### TASK DESCRIPTION
In how many lines of the listing does the string "JSON" appear? Give only the number.

+++ LISTED ENTRIES +++

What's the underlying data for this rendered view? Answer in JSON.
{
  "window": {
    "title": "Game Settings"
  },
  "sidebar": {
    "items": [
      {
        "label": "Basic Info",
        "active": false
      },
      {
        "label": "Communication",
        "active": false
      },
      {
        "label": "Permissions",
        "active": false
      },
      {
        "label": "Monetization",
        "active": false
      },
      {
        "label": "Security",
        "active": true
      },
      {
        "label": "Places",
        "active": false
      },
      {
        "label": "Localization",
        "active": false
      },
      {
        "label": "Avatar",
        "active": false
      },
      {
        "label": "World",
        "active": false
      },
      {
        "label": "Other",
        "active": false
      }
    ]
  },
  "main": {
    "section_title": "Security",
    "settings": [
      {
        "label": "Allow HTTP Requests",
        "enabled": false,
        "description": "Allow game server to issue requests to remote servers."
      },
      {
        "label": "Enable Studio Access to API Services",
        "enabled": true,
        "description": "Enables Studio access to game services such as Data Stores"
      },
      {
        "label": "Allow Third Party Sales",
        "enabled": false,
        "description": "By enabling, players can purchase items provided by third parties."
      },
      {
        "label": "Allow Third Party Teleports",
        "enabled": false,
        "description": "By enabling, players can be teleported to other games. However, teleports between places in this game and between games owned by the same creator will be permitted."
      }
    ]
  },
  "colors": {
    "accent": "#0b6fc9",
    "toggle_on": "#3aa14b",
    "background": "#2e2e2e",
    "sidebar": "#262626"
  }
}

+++
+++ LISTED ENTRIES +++

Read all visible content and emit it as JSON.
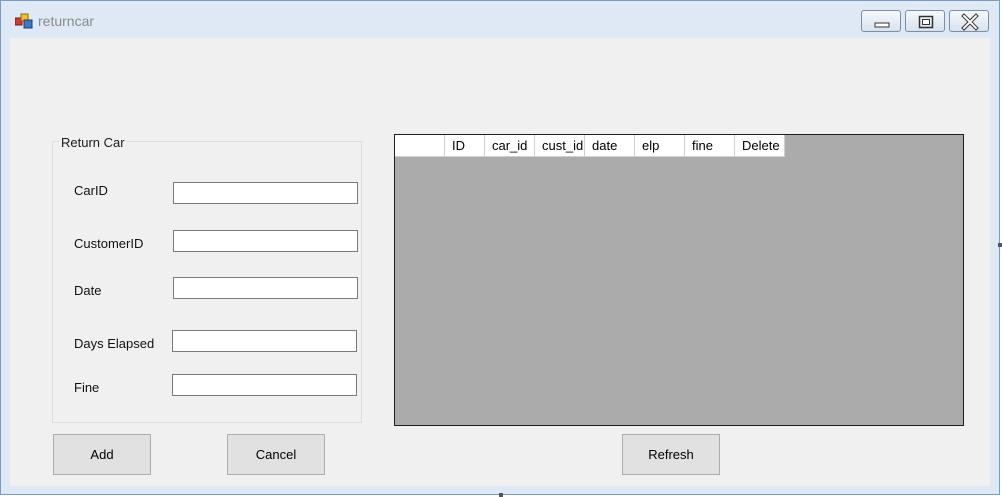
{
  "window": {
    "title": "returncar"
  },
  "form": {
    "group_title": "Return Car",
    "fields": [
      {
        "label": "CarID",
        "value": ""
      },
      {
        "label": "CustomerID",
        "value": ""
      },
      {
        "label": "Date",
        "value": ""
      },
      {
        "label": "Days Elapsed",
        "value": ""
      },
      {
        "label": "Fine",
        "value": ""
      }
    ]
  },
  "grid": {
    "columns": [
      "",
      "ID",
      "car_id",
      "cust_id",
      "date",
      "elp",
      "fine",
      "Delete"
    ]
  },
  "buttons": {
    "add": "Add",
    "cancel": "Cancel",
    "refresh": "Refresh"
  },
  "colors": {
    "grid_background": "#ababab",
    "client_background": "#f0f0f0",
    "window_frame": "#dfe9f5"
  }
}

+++
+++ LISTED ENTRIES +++

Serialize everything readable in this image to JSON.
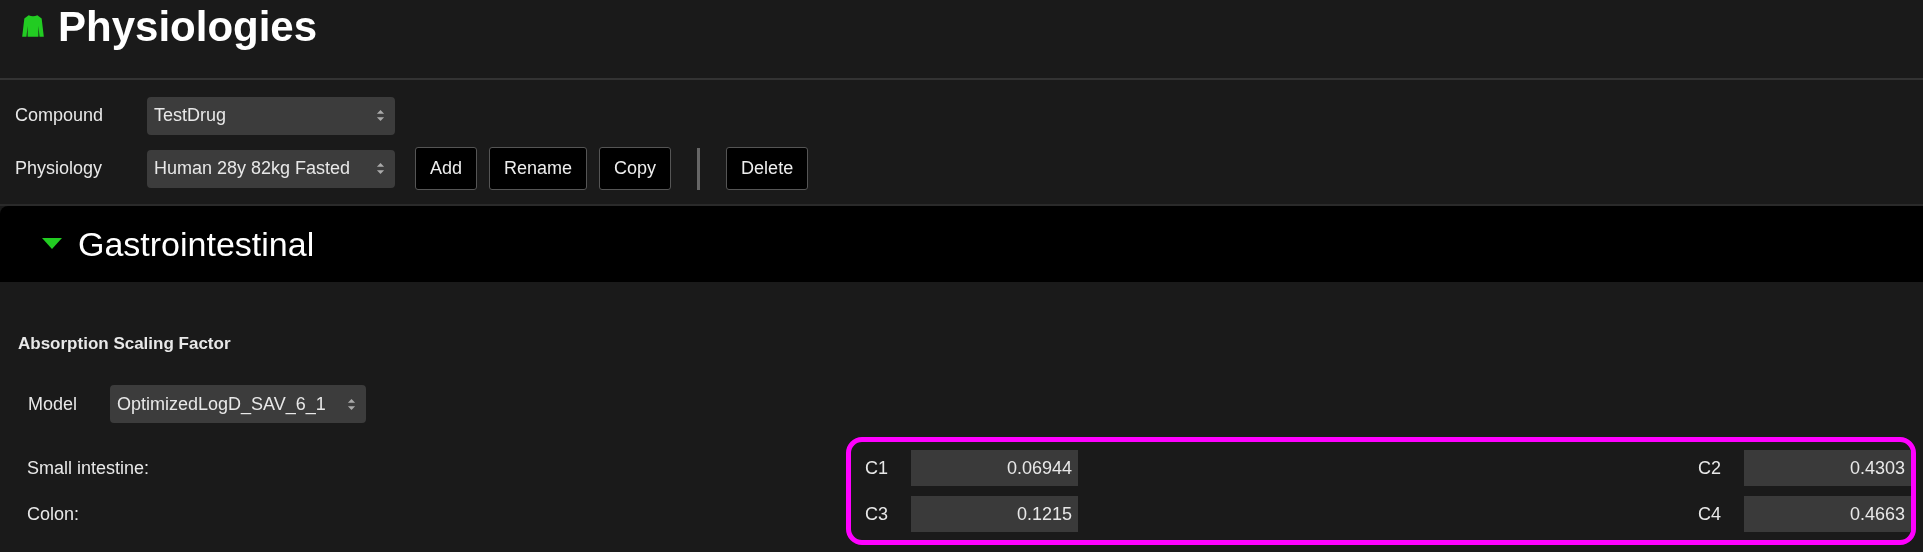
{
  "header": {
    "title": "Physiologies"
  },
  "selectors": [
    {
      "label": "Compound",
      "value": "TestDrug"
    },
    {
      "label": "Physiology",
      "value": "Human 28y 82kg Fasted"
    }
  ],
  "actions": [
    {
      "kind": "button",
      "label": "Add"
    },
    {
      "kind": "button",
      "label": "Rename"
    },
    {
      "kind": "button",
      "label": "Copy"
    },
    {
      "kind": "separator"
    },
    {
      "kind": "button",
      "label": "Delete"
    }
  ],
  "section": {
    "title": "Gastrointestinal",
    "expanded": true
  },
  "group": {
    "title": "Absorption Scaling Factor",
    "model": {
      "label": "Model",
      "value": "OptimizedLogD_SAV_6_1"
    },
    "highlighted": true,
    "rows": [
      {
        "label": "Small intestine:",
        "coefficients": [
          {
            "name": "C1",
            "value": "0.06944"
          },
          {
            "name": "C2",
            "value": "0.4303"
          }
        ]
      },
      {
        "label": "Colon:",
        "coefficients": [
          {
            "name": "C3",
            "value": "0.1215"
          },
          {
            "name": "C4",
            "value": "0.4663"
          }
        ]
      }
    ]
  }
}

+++

### EXERCISE RESPONSE
3